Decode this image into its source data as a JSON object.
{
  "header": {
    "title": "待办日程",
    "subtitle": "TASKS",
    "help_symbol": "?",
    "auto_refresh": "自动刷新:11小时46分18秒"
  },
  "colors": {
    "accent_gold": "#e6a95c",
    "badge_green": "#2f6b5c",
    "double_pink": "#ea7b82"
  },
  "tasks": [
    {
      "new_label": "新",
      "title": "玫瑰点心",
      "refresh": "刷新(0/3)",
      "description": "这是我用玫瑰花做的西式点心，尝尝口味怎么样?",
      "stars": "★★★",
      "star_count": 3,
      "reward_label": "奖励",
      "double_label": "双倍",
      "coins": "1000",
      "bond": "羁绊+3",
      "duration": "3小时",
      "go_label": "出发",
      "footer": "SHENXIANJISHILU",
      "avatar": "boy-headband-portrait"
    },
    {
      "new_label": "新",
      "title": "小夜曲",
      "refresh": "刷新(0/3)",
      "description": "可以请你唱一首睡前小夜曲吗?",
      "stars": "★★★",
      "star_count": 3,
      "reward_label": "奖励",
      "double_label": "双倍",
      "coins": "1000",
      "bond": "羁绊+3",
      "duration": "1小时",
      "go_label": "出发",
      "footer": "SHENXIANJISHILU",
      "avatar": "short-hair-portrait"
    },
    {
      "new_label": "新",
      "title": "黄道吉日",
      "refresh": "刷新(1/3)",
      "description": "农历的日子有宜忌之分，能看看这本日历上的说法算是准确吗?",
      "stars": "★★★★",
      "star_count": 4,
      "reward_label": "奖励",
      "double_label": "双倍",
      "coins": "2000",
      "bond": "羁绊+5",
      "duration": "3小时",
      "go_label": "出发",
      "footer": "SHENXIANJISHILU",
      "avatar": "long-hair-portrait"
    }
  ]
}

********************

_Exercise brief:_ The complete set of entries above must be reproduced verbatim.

_The answer:_
Decode this image into its source data as a JSON object.
{
  "header": {
    "title": "待办日程",
    "subtitle": "TASKS",
    "help_symbol": "?",
    "auto_refresh": "自动刷新:11小时46分18秒"
  },
  "colors": {
    "accent_gold": "#e6a95c",
    "badge_green": "#2f6b5c",
    "double_pink": "#ea7b82"
  },
  "tasks": [
    {
      "new_label": "新",
      "title": "玫瑰点心",
      "refresh": "刷新(0/3)",
      "description": "这是我用玫瑰花做的西式点心，尝尝口味怎么样?",
      "stars": "★★★",
      "star_count": 3,
      "reward_label": "奖励",
      "double_label": "双倍",
      "coins": "1000",
      "bond": "羁绊+3",
      "duration": "3小时",
      "go_label": "出发",
      "footer": "SHENXIANJISHILU",
      "avatar": "boy-headband-portrait"
    },
    {
      "new_label": "新",
      "title": "小夜曲",
      "refresh": "刷新(0/3)",
      "description": "可以请你唱一首睡前小夜曲吗?",
      "stars": "★★★",
      "star_count": 3,
      "reward_label": "奖励",
      "double_label": "双倍",
      "coins": "1000",
      "bond": "羁绊+3",
      "duration": "1小时",
      "go_label": "出发",
      "footer": "SHENXIANJISHILU",
      "avatar": "short-hair-portrait"
    },
    {
      "new_label": "新",
      "title": "黄道吉日",
      "refresh": "刷新(1/3)",
      "description": "农历的日子有宜忌之分，能看看这本日历上的说法算是准确吗?",
      "stars": "★★★★",
      "star_count": 4,
      "reward_label": "奖励",
      "double_label": "双倍",
      "coins": "2000",
      "bond": "羁绊+5",
      "duration": "3小时",
      "go_label": "出发",
      "footer": "SHENXIANJISHILU",
      "avatar": "long-hair-portrait"
    }
  ]
}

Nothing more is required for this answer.